Meeting ARMY in person was probably half the fun of the entire concert. I got to meet my ult bias, Bock Twt, and spend lots of time with academic ARMY friends I had made online. I also met lots of ARMY while waiting in lines, giving out my little goodie bags and chatting about our common interest. After spending so long having to explain BTS and ARMY to everyone I met, it was surreal to have a whole town full of people that got me.
Seeing and hearing BTS in person was more magical and momentous than I imagined it would be. And I was fully prepared for it to be life altering. I was swept away, screaming and jumping along with ON, Fire, and Idol and crying to We Are Bulletproof: The Eternal and Spring Day. I got chills when I got to see the ‘Save Me’ flip over to ‘I’m Fine.’ I will probably never really fully comprehend that I saw Blue & Grey transition to Black Swan and that magnificent stage. I tried to take some pictures and videos for my kids who I didn’t feel I could bring on such a trip, even though they are budding ARMY. They were excited to hear that their favorite songs were played.
I cannot stress the impact that the song Permission to Dance has had in our house. It’s my daughter’s favorite song to calm her down when she’s upset. I wrote an entire piece about what a wonderful gift it was to disabled ARMY. I really can’t express the joy I felt with BTS singing and dancing to PTD live while a stadium full of 50,000 people danced along with the sign language. Euphoric is really the only word that comes close to describing it.
I thought a lot about (you can ask my poor academic ARMY friends who were forced to stand in line with me for hours on Day 2 with me rambling) how we’ve taken our online community and moved to an offline (sort of offline) virtual world. We were all in the shared space with a common understanding of the world around us and the world outside that space was left outside. Our ARMY bombs not only connected us to one another, but also made us all a part of the creation of that virtual world. We, in fact, each of us became a pixel that, when viewed from afar, turned into a beautiful purple ocean. I love that so much.
Here’s a tweet of a video I made from some of the video from my experience. I had made the music box piano cover of Spring Day sometime this past summer and I’ll never get tired of using it as background music.
Now I am home again and grades are submitted for the end of the term. My fingers are cold from typing furiously away at this for the last hour. There is still a lot to process and work through with everything that happened at the venue (and the tumultuous weeks leading up to the concert). After a stressful few years, I feel my soul has been healed, at least a little bit. I’m so grateful for the opportunities I’ve had and that reminder that this life really does keep going on. For now, I am going to just relive my happy memories of the concerts, enjoy the chaos of a Bangtan vacation, and focus on enjoying every moment.

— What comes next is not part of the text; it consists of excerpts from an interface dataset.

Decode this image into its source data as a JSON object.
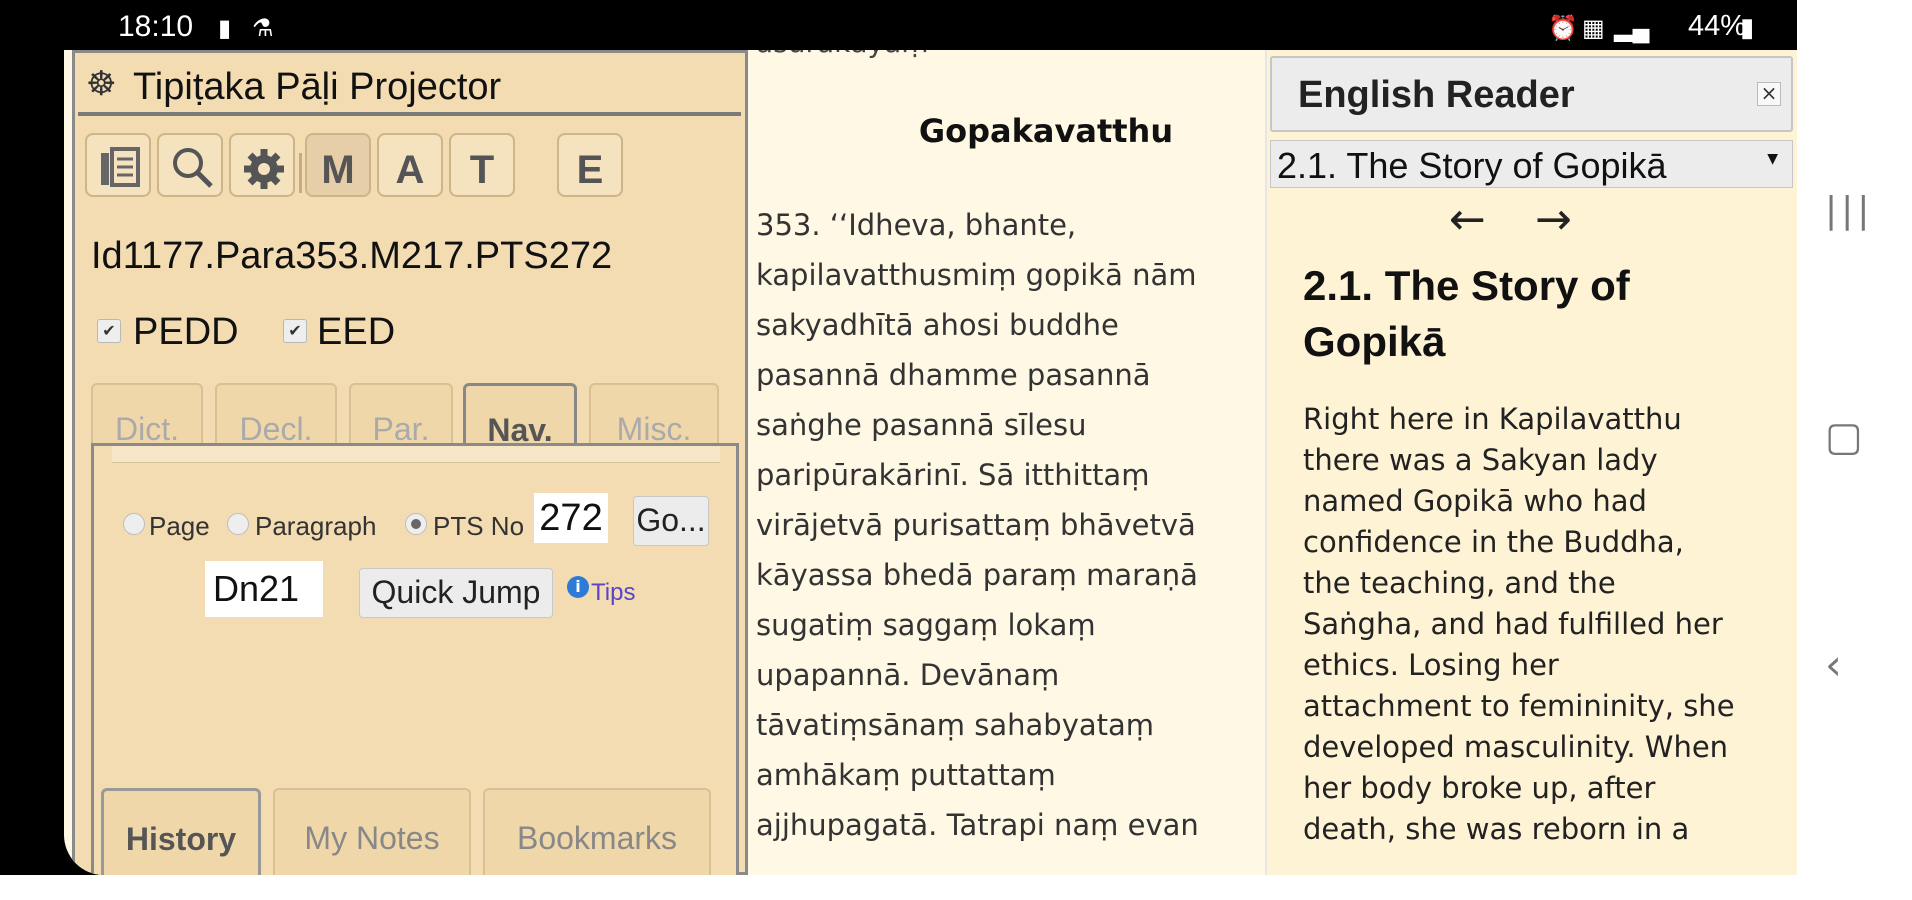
{
  "status_bar": {
    "time": "18:10",
    "battery": "44%"
  },
  "app": {
    "title": "Tipiṭaka Pāḷi Projector"
  },
  "toolbar": {
    "m_label": "M",
    "a_label": "A",
    "t_label": "T",
    "e_label": "E"
  },
  "location_id": "Id1177.Para353.M217.PTS272",
  "checkboxes": [
    {
      "label": "PEDD",
      "checked": true
    },
    {
      "label": "EED",
      "checked": true
    }
  ],
  "tabs": [
    {
      "label": "Dict."
    },
    {
      "label": "Decl."
    },
    {
      "label": "Par."
    },
    {
      "label": "Nav."
    },
    {
      "label": "Misc."
    }
  ],
  "nav": {
    "radios": [
      {
        "label": "Page"
      },
      {
        "label": "Paragraph"
      },
      {
        "label": "PTS No"
      }
    ],
    "pts_value": "272",
    "go_label": "Go...",
    "jump_value": "Dn21",
    "quick_jump_label": "Quick Jump",
    "tips_label": "Tips"
  },
  "bottom_tabs": [
    {
      "label": "History"
    },
    {
      "label": "My Notes"
    },
    {
      "label": "Bookmarks"
    }
  ],
  "pali": {
    "top_cut": "asurakāyaṃ",
    "heading": "Gopakavatthu",
    "lines": [
      " 353. ‘‘Idheva, bhante,",
      "kapilavatthusmiṃ gopikā nām",
      "sakyadhītā ahosi buddhe",
      "pasannā dhamme pasannā",
      "saṅghe pasannā sīlesu",
      "paripūrakārinī. Sā itthittaṃ",
      "virājetvā purisattaṃ bhāvetvā",
      "kāyassa bhedā paraṃ maraṇā",
      "sugatiṃ saggaṃ lokaṃ",
      "upapannā. Devānaṃ",
      "tāvatiṃsānaṃ sahabyataṃ",
      "amhākaṃ puttattaṃ",
      "ajjhupagatā. Tatrapi naṃ evan"
    ]
  },
  "reader": {
    "title": "English Reader",
    "close": "×",
    "selected": "2.1. The Story of Gopikā",
    "back_arrow": "←",
    "forward_arrow": "→",
    "heading": "2.1. The Story of Gopikā",
    "lines": [
      "Right here in Kapilavatthu",
      "there was a Sakyan lady",
      "named Gopikā who had",
      "confidence in the Buddha,",
      "the teaching, and the",
      "Saṅgha, and had fulfilled her",
      "ethics. Losing her",
      "attachment to femininity, she",
      "developed masculinity. When",
      "her body broke up, after",
      "death, she was reborn in a"
    ]
  }
}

You can read more about my research around BTS & ARMY on my website!
BTS & ARMY Community Research Project
We are looking to understand how playful online communities, such as fandoms, engage in forms of care and activism. In…
This article was brought to you by Jungkook’s Still With You.

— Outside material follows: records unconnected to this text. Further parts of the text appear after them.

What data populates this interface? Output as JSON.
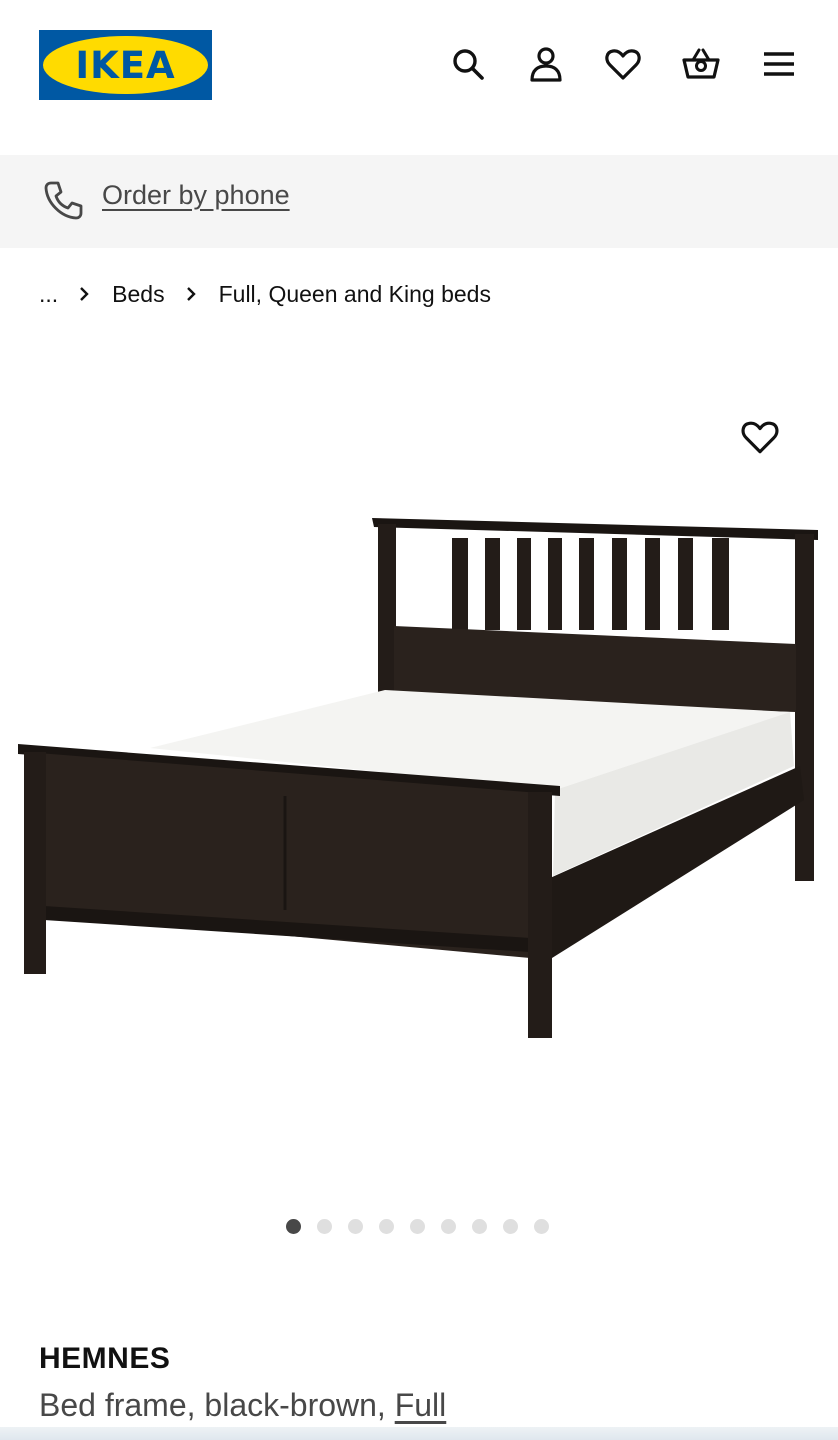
{
  "brand": {
    "logo_text": "IKEA",
    "blue": "#0058a3",
    "yellow": "#ffdb00"
  },
  "header": {
    "icons": [
      "search-icon",
      "account-icon",
      "heart-icon",
      "basket-icon",
      "hamburger-menu-icon"
    ]
  },
  "phone_bar": {
    "icon": "phone-icon",
    "label": "Order by phone"
  },
  "breadcrumb": {
    "items": [
      "...",
      "Beds",
      "Full, Queen and King beds"
    ]
  },
  "product_image": {
    "favourite_icon": "heart-icon"
  },
  "carousel": {
    "total": 9,
    "active": 1
  },
  "product": {
    "name": "HEMNES",
    "description": "Bed frame, black-brown, ",
    "size": "Full"
  }
}
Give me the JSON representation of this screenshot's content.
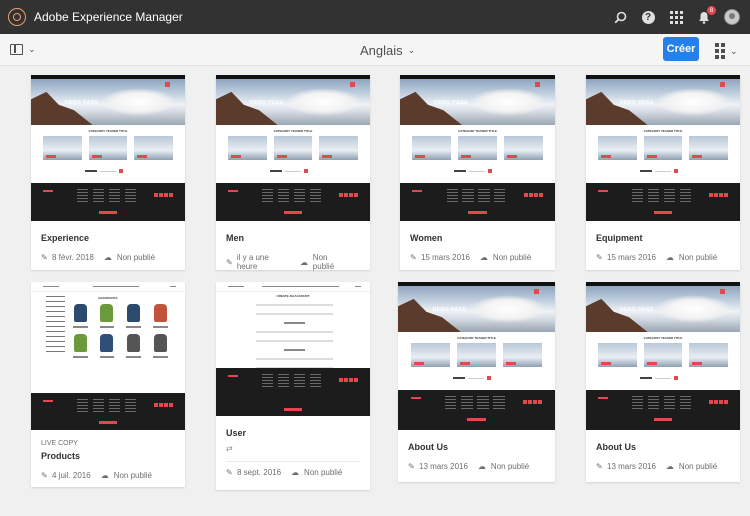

See my other ARMY essays:
Strength of Scars
We all live with scars, some more visible than others. These scars are the evidence we have lived life; that we existed…
“Do your thang with me now”: A Reflection of BTS’s Black Swan Performance at Permission to Dance…
A reflection on the magic that is BTS on stage, with a focus on the Black Swan stage, and how they are a mirror for the…
The Gift of Disability Inclusion
How BTS Embraced Disabled ARMY in One Simple Dance Move During Disability Pride Month